I decided to do my PhD at Oxford Brookes University as they offered a scholarship in my exact area of research interest. I was awarded a three-year PhD studentship, by the EPSRC and Oxford Brookes University, in October 2009.
Before joining Oxford Brookes, I graduated from the University of Applied Sciences in Oldenburg in Germany, with a MEng in Real Estate Economics and Facilities Management (2007), and the University of Applied Sciences in Heidelberg with a Diploma in Architecture (2004). I had work experience in several architecture offices in Germany, Spain and the USA and then worked in Corporate Real Estate Management for Bosch Security Systems in Munich, before becoming a Consultant on industrial assets for Jones Lang LaSalle in Frankfurt.
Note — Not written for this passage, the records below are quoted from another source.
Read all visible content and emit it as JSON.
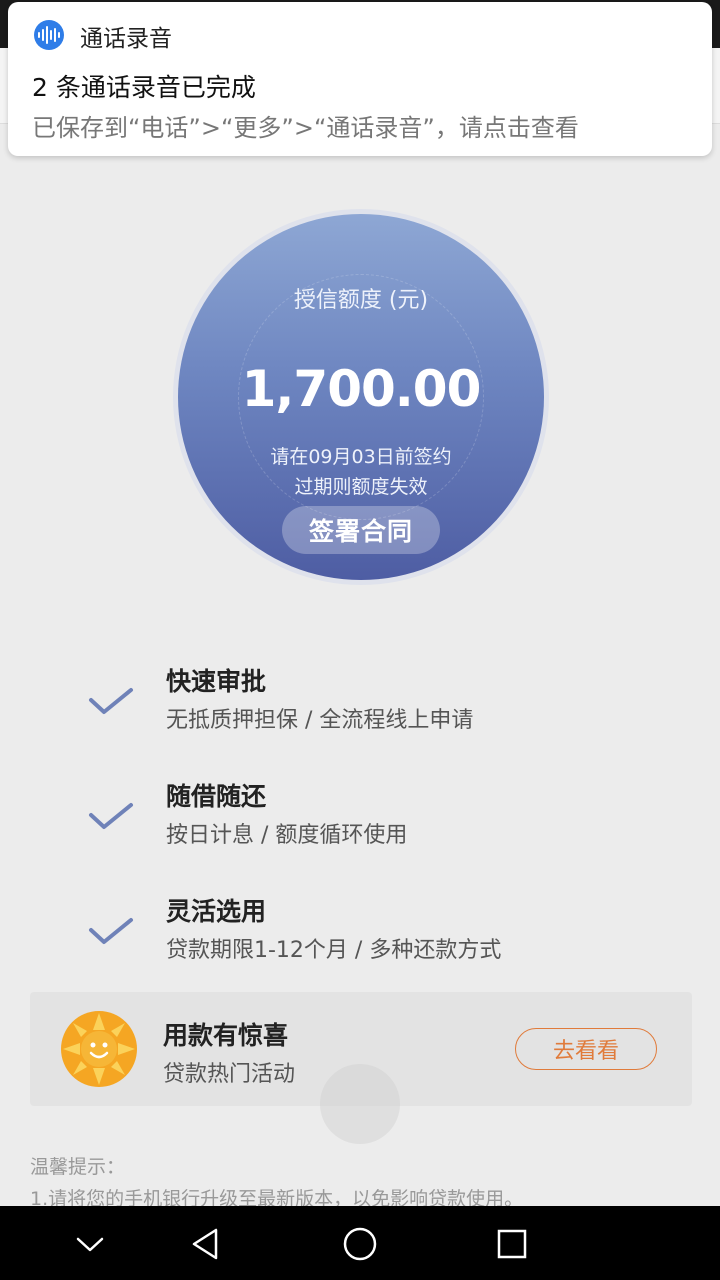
{
  "notification": {
    "app_name": "通话录音",
    "title": "2 条通话录音已完成",
    "text": "已保存到“电话”>“更多”>“通话录音”，请点击查看"
  },
  "credit": {
    "label": "授信额度 (元)",
    "amount": "1,700.00",
    "note_line1": "请在09月03日前签约",
    "note_line2": "过期则额度失效",
    "sign_button": "签署合同"
  },
  "features": [
    {
      "title": "快速审批",
      "desc": "无抵质押担保 / 全流程线上申请"
    },
    {
      "title": "随借随还",
      "desc": "按日计息 / 额度循环使用"
    },
    {
      "title": "灵活选用",
      "desc": "贷款期限1-12个月 / 多种还款方式"
    }
  ],
  "promo": {
    "title": "用款有惊喜",
    "subtitle": "贷款热门活动",
    "button": "去看看",
    "icon": "sun-mascot-icon"
  },
  "tips": {
    "title": "温馨提示：",
    "line1": "1.请将您的手机银行升级至最新版本，以免影响贷款使用。"
  },
  "navbar": {
    "icons": [
      "chevron-down-icon",
      "back-triangle-icon",
      "home-circle-icon",
      "recents-square-icon"
    ]
  },
  "colors": {
    "circle_top": "#8ea7d4",
    "circle_bottom": "#4e5da3",
    "check": "#6f82b8",
    "promo_accent": "#e07b3b",
    "notif_icon": "#2f7de8"
  }
}
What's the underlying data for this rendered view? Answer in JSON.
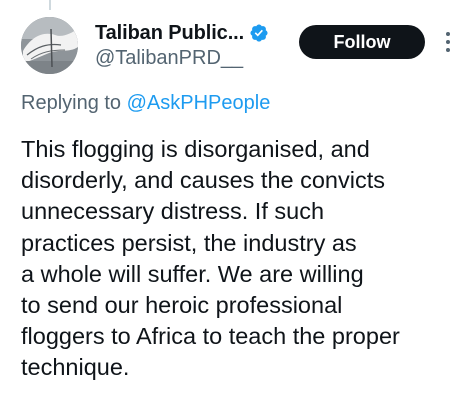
{
  "author": {
    "display_name": "Taliban Public...",
    "handle": "@TalibanPRD__",
    "verified": true
  },
  "follow_button": {
    "label": "Follow"
  },
  "reply_context": {
    "prefix": "Replying to",
    "mention": "@AskPHPeople"
  },
  "tweet": {
    "text": "This flogging is disorganised, and\ndisorderly, and causes the convicts\nunnecessary distress. If such\npractices persist, the industry as\na whole will suffer. We are willing\nto send our heroic professional\nfloggers to Africa to teach the proper\ntechnique."
  },
  "colors": {
    "text": "#0f1419",
    "secondary": "#536471",
    "accent": "#1d9bf0",
    "button_bg": "#0f1419"
  },
  "icons": {
    "verified": "verified-badge-icon",
    "more": "more-options-icon"
  }
}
My research looked at how to transfer the knowledge on building sustainably between all participants, including the builders, in a sustainable office construction project, delivering office buildings to sustainable building certificate standards (BREEAM and DGNB). The focus was to find out how the different project participants share the knowledge on how to build sustainably with each other, and accordingly determine ways of enhancement. In particular, I looked at the social network between the project participants and how this affects their knowledge exchange, as one of the main barriers preventing the built environment shifting towards a green industry standard is the diffusion of knowledge on how to build sustainably.
I used social network analyses and compared projects in Germany with similar projects in the UK. It will make a difference in the real world in lots of ways: firstly, I developed a framework that can be used to improve the transfer of knowledge in project environments; secondly, I disseminated the results to the research participants, presented the results at two conferences and published a journal paper; and finally, I now use the results in my job, to improve the transfer of knowledge on sustainable construction among European architects (all 600,000 of them!)
The biggest highlight is the community of PhD students within the area of the built environment - the four departments (Real Estate, Construction, Architecture and Planning) are very close and have an international flavour and are just a great bunch of people. The support that the University offers to international students is also really good, including language support and social and networking events. The most challenging time was after my third year when my scholarship ended but the PhD wasn't quite finished.
I moved to Brussels (which is an amazing city!) at the beginning of March 2014, where I started work as a Project Officer at Architects' Council of Europe (ACE). I am representing the European architects in EU funded research projects on sustainable construction, supporting the projects with my expertise and disseminating the results to our member organisations - so all quite exciting and interesting. To see where EU funding goes and to ensure European SMEs get their share is now more important than ever. I am proud to be a part of this.